Hopefully by now, you have gained some valuable insight around starting the CRM journey at your company. I am excited to share our firm’s knowledge and experiences with you, but I realize it may be a lot to digest at one time. I encourage you to leave comments in response to this or other posts in the “CRM – It’s a Journey, NOT Just a Project” series. OK, let’s move on to my fifth insight…
Insight 5: Beware of Self-Implementations, Quick Start Programs, and New Hire Gurus
I’d like to make an analogy. Let’s say you decided to buy a new high-quality suit that you anticipate lasting through a few years of frequent use. You make a trip over to Barneys to spend $1500 on your new threads. It looks great, however, you need to get it tailored. You decide that because you have splurged on a high-quality suite you will save some money by having your local dry cleaner make the adjustments. Your suit comes back a couple weeks later and they have butchered (no pun intended) your expensive buy. You get upset. What happened? They didn’t measure right. They didn’t cut right. They didn’t have much relevant experience with your measurements or that particular brand or style of suit. They don’t know how to fix it. Are you getting the parallel? If you bring it to the dry cleaner, that’s a software implementation quick start program. If you tailor the suit yourself, that’s self-implementing your CRM. If you let your new neighbor down the hall give it a shot, that’s letting the new hire who claims to know CRM well (but knows nothing about your business processes or culture) deploy this critical system. Alarmingly, I’ve see more and more of this behavior recently with poor results. Do I have statistics to back up my claim? My response is that my firm makes a lot of money redeploying CRM solutions which were initially deployed with these methods. I recognize that there is a time and a place for these approaches and that there are indeed case studies of success. However, I am confident in asserting that in the long run, both fees and business disruption are lower when you allow proven experts to help you deploy CRM.

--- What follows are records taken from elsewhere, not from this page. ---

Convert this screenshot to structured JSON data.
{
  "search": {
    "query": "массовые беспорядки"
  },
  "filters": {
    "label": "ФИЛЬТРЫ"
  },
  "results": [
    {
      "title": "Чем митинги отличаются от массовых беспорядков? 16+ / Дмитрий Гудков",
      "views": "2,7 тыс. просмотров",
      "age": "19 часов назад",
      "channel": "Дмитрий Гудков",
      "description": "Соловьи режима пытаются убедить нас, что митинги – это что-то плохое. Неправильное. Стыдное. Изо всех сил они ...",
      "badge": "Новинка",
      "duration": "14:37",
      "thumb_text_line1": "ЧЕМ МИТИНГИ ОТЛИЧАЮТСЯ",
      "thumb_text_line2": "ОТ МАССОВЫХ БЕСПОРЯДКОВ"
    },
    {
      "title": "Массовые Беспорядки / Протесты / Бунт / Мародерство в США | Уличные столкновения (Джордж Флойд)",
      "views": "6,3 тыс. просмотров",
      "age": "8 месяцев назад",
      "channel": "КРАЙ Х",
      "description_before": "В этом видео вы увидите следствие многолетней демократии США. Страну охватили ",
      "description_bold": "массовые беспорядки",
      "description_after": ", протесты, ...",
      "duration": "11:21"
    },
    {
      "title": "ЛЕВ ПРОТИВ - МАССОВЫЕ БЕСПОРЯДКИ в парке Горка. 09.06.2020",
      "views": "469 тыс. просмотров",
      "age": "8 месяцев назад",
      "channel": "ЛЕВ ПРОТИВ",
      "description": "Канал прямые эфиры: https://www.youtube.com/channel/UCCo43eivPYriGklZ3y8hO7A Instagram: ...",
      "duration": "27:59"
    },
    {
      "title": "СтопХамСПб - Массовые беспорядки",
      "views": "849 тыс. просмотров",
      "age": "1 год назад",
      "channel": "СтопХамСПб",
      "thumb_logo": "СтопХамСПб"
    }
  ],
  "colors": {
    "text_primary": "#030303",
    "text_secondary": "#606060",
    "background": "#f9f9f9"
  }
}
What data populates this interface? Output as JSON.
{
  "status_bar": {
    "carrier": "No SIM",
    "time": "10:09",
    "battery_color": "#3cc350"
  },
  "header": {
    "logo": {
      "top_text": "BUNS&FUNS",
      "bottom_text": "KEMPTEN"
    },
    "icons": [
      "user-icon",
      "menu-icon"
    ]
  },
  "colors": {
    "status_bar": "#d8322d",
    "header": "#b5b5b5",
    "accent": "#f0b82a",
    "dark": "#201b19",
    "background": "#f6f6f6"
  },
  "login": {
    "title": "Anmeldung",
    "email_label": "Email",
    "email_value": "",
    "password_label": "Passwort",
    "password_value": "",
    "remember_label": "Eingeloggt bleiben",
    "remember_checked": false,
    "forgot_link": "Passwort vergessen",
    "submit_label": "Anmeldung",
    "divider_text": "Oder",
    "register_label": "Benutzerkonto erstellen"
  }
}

Insight 6: Chunk It Out
My undergraduate degree was in physics not english, and therefore, I am allowed from time to time to use less sophisticated words to drive home a point. Whether you relate to “chucks” or “phases” or “milestones”, the key concept remains the same. Bite off an initial set of requirements which are seemingly very reasonable to accomplish with your initial CRM rollout. It’s OK if you feel as though you are setting the bar slightly lower than you had anticipated because you WILL inevitably be thrown curveballs which will add to the complexity of your project (I also played baseball in college, hence the analogy). Beware of the consulting firm who encourages you to do everything up front. If they truly believe in building a long-term partnership with you, they will understand that your organization can only absorb so much change at one time. Of course there are circumstance where a larger scope is warranted (i.e. when key systems or processes are too closely coupled to make incremental changes), but generally speaking most clients can “Chunk it out”. Our rule of thumb at V2 is to encourage clients to agree on a scope which we can successfully execute together in six months or less.